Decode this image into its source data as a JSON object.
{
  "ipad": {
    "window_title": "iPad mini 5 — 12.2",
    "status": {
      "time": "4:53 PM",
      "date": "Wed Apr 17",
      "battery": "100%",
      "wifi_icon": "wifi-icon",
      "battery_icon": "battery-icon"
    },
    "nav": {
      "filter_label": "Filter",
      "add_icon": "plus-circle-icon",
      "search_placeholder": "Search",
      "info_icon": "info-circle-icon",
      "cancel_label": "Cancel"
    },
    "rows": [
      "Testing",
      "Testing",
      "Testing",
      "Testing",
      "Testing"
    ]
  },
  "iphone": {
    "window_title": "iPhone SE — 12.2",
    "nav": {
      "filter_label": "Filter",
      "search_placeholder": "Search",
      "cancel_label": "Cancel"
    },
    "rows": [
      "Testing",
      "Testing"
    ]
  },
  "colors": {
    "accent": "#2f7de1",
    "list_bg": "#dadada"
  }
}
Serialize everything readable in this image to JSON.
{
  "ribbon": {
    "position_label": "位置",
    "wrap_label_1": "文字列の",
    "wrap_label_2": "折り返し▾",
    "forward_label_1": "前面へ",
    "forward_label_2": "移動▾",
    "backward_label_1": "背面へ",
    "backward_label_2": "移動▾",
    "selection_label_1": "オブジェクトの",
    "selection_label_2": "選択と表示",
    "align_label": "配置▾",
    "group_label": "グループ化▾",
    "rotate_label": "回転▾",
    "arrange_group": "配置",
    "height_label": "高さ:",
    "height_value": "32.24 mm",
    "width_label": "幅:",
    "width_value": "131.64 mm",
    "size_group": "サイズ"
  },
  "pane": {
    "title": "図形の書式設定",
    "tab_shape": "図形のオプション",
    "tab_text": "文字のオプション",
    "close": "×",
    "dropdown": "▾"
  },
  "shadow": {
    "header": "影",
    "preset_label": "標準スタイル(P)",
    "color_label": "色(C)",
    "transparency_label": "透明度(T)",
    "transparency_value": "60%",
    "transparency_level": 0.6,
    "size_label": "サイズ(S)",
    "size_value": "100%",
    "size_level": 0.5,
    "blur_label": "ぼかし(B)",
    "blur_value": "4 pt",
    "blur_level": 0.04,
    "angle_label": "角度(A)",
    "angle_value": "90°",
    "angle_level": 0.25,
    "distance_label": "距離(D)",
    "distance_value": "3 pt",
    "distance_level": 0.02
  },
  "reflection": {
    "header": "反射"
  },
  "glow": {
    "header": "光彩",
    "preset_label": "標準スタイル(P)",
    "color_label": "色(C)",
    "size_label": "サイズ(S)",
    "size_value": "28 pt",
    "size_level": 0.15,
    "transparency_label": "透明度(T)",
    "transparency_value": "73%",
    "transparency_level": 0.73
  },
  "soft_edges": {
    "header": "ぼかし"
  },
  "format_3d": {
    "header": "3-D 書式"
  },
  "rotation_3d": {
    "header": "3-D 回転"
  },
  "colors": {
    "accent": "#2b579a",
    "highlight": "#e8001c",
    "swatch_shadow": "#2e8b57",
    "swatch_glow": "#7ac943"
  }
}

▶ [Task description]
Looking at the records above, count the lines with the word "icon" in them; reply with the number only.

▶ [Answer below]
4